It really is horses for courses... If you want the most technical and responsive kite then the X3 is for you. If you want easy kitesurfing and easy floaty jumps with a kite that flies itself, then you are better going for a lower AR kite like the Aero II.
Any beginner or intermediate out there thinking that they should get an X3 is mistaken. Get a lower AR kite and you will progress faster with more confidence. Unless - you are not interested in technical tricks in the air, in which case the X3 is an easier kite to depower and handle in strong wind tha most...
On the water, this is a bloody fast kite. A sailboarder with slalom board and race sail chattered past me today (in about 20 knots) and I decided to see if I could get up some speed. I bore away and worked the kite a little, and cranked past him no problem on my 137 Stonker (a very small, bust fast board). then I cranked upwind and increased my lead even pointing higher than him. It was kind of scary, I was going bloody fast and thought I would face plant any second. There is no way that a kite like the Rhino II would get you going this fast.
Finally, I have been thinking about the qualities of the X3 and Rhino II. I am guessing that the X3 has a much higher lift:drag ratio. But this doesn't necessarily mean that it has more lift. Infact I think the Rhino II generates much more lift for it's size than the X3, but has way, way more drag. As a result it is a slower and steadier kite that sits back in the window. This would explain the floaty jumps of the Rhino, and the fast, peaky high jumps of the X3.
But a higher lift:drag ratio doesn't suit everybody. it's improtant if you want to fly a plane fast on less fuel, or win a race on a sailboard. But when it comes to jumps many people will want more lift, even if it means more drag. Like a Bi-plane, A kite like the Rhino II has lots of lift at slow speeds (and drag) but compromises manouverability and speed. For floaty technical tricks at low altitude I think more lift (even with more drag) is better.
(I think this is right - I am no engineer...)
I reckon the X3 is the highest 'technically' performing kite there is.
BUT 80% of people out there would probably enjoy a kite with less technical performance, and more user friendliness. A kite that is a dulled down version.

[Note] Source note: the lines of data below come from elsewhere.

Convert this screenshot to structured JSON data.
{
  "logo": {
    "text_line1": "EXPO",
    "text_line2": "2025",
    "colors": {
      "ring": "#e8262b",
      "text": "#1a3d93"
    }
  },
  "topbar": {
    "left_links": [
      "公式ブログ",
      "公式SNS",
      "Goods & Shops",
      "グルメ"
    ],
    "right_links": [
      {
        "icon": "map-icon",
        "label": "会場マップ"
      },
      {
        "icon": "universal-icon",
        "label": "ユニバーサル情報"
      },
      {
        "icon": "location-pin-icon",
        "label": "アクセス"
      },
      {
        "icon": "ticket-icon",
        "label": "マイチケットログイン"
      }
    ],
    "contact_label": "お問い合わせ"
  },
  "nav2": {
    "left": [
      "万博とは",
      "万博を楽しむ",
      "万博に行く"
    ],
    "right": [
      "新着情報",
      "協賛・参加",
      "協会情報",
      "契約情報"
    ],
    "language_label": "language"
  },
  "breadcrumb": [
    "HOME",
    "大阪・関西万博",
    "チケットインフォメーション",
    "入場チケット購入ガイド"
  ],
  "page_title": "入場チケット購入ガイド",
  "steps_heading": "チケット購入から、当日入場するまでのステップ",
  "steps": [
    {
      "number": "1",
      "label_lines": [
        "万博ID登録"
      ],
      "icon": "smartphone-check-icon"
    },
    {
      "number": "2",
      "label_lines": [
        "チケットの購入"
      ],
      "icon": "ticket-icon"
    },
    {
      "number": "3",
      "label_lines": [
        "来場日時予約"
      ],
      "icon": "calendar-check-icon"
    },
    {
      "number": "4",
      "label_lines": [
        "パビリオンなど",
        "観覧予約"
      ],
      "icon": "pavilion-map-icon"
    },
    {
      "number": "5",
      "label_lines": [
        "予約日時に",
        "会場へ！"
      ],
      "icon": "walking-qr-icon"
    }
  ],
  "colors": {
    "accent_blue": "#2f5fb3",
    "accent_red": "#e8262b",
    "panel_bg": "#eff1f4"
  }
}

Personally, my ideal kite would be somewhere between the X3 and Rhino II. For example and X3 with slightly less AR would be a great balance.
It also depends on the board you use, and your style of riding. The X3 and fast 137 Stonker or Mutant type board is a great combo. If you have a 'slower' TT with more rocker (like a Slingshot) you might want a lower aspect kite like a Fuel or Rhino. If you want to go big and fast you will like the X3, if you want steady boat like pull and smooth (but lower) floaty jumps then you will want lower AR.
This is my view, after only 1 session with X3, but hundred of sessions with the X2 and Rhino II.